Adhesive taping is commonly used to reinforce wound closure and approximate minor lacerations. Recently, tissue adhesives such as 2-octylcyanoacrylate have gained popularity because of their high tensile strength, bacteriostatic properties, and spontaneous peeling. We sought to evaluate the cosmetic result of upper extremity incisions closed primarily by subcuticular suture, randomizing the application of tissue adhesive vs adhesive taping to different halves of the same surgical incision. Subjects were recruited from patients undergoing common procedures at the senior surgeon's hand surgery clinic. After primary closure, we applied either quarter-inch adhesive tape or tissue adhesive to the proximal and distal aspects of the wounds, based on a preoperative randomization protocol. We assessed the scars at approximately 3 months (range, 2-5 months). Subjects completed a validated scar assessment questionnaire, and a blinded photograph was obtained to allow 2 independent surgeons to assess the scar. Mean age was 63 years (SD, 11.8 years; range, 21-88 years); 56% of patients were women, and 44% were men. Most of the incisions were open carpal tunnel release and thumb carpometacarpal arthroplasty (14 each). Adhesive taping showed a better overall mean score based on evaluation by the hand surgeons, a finding that was statistically significant. The greatest differences were observed between color and size, but no subcategories were significantly different. Patients reported nonstatistical, but slightly better overall cosmetic outcomes with adhesive taping rather than tissue adhesive. Adhesive strips provide a modest but significant improvement in cosmetic outcomes vs more expensive tissue adhesive. Future evaluation of closure methods that evaluate cost, speed of application, suture technique, and dressing will optimize scar appearance. [Orthopedics. 2022;45(1):e42-e46.].
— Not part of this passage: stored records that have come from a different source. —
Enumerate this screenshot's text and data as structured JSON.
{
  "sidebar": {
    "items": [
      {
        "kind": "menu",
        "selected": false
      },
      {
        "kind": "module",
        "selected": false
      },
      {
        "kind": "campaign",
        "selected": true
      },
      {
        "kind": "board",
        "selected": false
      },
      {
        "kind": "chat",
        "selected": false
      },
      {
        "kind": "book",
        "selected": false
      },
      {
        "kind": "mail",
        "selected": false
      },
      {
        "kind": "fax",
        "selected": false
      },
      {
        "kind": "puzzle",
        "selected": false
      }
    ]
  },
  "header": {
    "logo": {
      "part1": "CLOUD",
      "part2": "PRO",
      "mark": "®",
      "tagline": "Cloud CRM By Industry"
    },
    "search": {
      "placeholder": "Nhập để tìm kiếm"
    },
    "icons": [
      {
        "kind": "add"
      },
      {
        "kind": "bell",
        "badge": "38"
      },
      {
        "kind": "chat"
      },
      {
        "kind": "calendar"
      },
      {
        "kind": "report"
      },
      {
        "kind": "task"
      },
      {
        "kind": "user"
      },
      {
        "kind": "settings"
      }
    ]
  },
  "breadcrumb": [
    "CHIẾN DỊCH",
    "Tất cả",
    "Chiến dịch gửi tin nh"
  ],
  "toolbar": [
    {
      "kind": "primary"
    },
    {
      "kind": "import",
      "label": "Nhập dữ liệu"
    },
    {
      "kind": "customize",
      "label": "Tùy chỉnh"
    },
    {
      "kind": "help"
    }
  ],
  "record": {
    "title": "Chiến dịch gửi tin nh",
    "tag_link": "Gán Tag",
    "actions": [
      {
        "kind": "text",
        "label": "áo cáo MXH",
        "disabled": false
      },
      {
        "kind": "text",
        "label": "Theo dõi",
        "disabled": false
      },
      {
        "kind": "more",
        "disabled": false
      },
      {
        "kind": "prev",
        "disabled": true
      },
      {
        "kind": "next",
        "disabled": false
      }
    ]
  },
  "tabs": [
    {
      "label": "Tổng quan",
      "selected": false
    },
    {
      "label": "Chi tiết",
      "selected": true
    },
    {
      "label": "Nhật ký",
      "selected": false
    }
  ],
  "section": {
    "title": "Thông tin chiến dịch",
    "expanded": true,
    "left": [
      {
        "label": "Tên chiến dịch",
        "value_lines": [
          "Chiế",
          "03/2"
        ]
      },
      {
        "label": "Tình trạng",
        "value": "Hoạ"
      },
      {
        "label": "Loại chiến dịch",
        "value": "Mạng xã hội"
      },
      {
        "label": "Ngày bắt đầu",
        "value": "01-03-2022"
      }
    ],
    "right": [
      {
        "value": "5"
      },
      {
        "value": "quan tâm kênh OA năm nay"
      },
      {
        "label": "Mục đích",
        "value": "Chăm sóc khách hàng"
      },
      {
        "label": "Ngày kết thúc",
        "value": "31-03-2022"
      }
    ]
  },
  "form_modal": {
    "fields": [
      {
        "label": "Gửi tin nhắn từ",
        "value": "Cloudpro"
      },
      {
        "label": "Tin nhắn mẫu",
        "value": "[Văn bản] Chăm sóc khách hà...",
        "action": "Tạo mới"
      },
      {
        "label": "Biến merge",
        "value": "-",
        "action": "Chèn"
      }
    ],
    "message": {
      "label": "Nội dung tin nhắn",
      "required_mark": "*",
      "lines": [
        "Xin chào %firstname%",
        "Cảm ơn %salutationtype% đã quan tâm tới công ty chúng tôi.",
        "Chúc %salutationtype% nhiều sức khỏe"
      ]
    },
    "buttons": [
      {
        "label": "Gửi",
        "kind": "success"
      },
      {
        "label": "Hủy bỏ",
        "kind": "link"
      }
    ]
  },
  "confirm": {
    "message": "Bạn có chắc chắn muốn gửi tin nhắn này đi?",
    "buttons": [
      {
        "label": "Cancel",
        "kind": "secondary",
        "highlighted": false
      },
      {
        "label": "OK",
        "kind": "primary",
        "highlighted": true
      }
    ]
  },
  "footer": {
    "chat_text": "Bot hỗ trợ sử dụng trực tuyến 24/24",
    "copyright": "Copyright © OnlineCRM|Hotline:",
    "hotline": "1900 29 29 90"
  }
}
View details for DOI 10.3928/01477447-20211101-08
View details for Web of Science ID 000759519200014
View details for PubMedID 34734780